Neuroscience. 2000;95(1):5-7. doi: 10.1016/s0306-4522(99)00483-2.


Marijuana is known to affect learning and memory in humans, and cannabinoids block long-term potentiation in the hippocampus, a model for the synaptic changes that are believed to underlie memory at the cellular level. We have now examined the physiological properties of the Schaffer collateral-CA1 synapses in mutant mice in which the CB1 receptor gene has been invalidated and found that these animals exhibit a half-larger long-term potentiation than wild-type controls. Other properties of these synapses, such as paired-pulse facilitation, remained unchanged. This indicates that disrupting CB1 receptor-mediated neurotransmission at the genome level produces mutant mice with an enhanced capacity to strengthen synaptic connections in a brain region crucial for memory formation.

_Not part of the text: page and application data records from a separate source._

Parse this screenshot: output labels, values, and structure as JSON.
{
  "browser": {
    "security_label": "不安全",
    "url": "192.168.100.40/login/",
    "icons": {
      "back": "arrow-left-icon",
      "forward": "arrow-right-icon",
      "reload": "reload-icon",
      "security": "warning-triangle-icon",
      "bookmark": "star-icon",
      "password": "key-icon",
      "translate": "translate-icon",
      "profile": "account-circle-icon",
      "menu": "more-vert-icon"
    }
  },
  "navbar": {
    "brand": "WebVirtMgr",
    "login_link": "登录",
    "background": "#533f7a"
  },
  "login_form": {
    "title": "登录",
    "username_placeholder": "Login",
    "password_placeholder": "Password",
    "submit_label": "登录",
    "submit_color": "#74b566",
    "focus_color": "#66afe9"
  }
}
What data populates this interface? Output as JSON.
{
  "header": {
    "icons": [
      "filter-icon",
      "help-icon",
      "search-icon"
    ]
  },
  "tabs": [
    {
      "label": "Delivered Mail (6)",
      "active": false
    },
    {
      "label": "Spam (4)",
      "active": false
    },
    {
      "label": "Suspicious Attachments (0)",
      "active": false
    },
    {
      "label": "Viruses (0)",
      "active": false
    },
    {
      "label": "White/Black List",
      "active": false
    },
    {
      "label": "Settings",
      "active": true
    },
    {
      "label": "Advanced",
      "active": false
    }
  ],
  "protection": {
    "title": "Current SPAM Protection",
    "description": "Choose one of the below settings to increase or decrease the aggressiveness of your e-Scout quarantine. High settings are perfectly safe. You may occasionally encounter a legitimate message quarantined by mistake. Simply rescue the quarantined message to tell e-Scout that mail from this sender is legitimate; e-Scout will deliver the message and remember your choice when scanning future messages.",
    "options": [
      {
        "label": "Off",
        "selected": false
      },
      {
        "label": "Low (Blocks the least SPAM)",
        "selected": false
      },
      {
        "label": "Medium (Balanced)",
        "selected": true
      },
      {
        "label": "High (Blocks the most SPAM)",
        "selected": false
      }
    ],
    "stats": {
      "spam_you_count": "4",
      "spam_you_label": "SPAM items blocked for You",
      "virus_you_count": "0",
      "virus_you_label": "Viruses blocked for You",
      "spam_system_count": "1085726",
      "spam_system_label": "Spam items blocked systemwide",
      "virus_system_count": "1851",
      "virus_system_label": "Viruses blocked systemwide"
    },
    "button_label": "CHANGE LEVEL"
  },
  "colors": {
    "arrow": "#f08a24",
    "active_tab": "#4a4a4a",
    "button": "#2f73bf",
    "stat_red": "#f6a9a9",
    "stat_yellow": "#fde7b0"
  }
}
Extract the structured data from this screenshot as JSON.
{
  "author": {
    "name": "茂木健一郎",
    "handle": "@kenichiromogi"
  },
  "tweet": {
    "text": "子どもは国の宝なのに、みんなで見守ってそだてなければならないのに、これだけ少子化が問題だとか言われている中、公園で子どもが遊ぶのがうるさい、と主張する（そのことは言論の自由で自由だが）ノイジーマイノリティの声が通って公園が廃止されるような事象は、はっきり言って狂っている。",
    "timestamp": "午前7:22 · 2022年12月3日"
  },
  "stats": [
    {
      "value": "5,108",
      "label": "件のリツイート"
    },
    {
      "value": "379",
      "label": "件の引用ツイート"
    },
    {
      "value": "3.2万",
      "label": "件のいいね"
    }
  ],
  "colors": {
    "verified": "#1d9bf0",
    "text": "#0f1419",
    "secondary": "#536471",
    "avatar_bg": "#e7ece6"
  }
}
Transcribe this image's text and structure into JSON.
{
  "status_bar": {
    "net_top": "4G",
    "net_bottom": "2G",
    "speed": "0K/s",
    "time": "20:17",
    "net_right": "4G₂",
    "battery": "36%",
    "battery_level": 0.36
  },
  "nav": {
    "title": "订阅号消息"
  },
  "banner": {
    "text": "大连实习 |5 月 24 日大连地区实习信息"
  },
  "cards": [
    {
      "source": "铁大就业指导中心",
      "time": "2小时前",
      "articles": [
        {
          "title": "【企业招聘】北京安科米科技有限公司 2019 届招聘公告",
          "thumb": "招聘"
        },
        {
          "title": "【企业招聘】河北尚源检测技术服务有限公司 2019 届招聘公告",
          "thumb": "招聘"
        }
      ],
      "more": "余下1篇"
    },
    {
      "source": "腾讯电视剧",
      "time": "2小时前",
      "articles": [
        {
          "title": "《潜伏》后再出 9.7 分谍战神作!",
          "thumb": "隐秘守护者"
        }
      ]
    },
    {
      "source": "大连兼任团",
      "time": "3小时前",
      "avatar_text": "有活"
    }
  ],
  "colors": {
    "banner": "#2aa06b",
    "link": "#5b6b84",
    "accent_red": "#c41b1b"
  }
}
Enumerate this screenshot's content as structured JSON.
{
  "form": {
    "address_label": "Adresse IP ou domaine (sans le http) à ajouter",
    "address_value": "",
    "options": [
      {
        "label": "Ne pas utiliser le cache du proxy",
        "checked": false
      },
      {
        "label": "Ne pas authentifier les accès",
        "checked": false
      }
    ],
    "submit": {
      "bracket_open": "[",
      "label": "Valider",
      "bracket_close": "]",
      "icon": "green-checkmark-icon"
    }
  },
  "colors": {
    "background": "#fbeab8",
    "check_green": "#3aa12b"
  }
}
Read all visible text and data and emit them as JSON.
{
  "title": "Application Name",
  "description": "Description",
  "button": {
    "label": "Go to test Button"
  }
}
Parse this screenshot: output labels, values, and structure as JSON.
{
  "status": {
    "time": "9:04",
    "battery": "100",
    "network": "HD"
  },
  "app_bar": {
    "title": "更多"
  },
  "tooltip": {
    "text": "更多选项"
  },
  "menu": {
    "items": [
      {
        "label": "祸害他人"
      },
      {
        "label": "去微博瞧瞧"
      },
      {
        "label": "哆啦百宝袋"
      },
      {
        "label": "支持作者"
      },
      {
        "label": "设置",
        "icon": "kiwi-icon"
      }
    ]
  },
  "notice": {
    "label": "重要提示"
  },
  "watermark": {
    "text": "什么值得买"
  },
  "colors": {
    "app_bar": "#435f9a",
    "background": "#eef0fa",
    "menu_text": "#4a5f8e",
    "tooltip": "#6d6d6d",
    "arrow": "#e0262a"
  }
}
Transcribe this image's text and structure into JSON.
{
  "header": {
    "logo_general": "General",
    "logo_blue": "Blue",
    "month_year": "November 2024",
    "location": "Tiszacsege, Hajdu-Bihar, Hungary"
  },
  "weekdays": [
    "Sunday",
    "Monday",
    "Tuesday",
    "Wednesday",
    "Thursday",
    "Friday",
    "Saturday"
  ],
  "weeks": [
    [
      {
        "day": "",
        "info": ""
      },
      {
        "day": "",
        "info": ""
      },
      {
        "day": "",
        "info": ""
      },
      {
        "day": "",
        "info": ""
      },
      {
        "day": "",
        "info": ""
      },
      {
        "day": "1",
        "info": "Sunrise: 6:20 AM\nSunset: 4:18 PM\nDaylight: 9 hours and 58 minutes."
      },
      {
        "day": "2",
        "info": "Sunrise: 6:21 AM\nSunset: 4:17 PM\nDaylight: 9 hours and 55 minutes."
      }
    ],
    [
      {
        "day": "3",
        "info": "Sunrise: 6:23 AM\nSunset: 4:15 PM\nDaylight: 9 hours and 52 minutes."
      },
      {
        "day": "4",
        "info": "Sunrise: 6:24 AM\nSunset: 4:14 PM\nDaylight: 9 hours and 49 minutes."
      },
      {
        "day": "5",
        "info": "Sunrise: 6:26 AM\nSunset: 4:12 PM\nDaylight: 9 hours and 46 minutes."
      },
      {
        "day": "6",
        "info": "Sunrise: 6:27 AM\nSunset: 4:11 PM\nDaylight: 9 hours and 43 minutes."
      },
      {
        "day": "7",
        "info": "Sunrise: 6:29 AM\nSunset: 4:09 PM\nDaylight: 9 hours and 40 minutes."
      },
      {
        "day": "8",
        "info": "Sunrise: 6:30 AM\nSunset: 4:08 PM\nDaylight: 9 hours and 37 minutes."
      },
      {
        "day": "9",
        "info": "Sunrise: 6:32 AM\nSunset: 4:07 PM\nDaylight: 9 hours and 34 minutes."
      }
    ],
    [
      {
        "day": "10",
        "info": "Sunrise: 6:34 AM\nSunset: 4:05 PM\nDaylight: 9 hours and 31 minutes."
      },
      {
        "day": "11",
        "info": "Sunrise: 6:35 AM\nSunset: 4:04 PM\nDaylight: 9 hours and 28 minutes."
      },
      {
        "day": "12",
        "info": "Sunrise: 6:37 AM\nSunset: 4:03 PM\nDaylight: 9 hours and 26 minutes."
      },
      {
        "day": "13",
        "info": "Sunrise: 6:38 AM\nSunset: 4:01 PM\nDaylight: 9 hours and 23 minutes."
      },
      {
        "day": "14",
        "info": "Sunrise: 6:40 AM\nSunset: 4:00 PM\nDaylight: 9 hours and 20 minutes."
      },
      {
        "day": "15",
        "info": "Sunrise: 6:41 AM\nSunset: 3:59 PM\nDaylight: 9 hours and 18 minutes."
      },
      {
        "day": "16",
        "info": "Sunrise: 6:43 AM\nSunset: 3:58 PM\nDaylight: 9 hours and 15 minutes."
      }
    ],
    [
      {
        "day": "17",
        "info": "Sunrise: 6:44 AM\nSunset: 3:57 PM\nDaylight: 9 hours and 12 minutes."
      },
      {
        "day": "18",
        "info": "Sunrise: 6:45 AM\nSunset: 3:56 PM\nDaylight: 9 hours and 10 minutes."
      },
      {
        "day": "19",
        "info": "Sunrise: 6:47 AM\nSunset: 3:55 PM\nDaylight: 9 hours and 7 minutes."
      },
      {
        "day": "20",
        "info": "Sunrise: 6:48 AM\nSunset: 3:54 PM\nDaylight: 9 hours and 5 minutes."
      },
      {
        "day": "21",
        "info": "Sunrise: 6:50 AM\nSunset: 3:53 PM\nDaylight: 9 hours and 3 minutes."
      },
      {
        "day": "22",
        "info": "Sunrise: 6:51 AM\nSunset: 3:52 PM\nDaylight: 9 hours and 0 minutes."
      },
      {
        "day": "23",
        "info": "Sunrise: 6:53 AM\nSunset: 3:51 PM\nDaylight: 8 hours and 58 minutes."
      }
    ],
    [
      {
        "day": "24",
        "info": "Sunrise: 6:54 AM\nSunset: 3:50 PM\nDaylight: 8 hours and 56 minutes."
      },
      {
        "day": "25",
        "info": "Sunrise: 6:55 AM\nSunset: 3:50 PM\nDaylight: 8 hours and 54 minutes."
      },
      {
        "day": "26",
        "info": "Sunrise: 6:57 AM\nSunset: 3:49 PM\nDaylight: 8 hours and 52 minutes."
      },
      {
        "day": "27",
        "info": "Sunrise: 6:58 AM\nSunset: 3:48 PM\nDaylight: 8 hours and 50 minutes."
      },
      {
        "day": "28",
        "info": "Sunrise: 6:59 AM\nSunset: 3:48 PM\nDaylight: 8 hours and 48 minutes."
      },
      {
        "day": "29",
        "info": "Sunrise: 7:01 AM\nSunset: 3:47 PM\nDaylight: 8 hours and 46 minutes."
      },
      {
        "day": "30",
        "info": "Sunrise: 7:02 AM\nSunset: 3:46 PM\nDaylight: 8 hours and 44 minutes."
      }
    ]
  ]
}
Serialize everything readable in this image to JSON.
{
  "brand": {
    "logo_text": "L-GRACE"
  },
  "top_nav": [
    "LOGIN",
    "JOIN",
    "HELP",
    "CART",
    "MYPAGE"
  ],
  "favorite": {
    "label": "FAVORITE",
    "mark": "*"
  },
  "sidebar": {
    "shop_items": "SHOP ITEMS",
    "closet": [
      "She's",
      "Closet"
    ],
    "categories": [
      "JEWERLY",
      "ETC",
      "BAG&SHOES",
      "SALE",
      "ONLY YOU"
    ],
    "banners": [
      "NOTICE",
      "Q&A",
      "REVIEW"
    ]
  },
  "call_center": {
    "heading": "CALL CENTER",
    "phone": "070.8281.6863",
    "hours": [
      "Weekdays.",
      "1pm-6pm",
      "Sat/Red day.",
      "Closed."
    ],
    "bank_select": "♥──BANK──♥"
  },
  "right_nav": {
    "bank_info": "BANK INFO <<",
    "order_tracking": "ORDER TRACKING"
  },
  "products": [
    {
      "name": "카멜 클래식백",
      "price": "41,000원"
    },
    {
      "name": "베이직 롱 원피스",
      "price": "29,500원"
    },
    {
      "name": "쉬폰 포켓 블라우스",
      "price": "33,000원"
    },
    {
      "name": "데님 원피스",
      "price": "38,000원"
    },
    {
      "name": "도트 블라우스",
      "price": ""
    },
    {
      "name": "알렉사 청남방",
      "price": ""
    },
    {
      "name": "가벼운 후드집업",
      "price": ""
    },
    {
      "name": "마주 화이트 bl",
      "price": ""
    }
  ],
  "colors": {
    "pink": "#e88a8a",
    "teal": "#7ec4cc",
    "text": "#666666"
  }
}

MeSH terms

  • Animals
  • Electric Stimulation / methods
  • Excitatory Postsynaptic Potentials / physiology
  • Female
  • Hippocampus / physiology
  • In Vitro Techniques
  • Long-Term Potentiation / physiology*
  • Male
  • Mice
  • Mice, Knockout / genetics
  • Neuronal Plasticity / physiology
  • Receptors, Cannabinoid
  • Receptors, Drug / deficiency*
  • Receptors, Drug / genetics
  • Reference Values
  • Synapses / physiology


  • Receptors, Cannabinoid
  • Receptors, Drug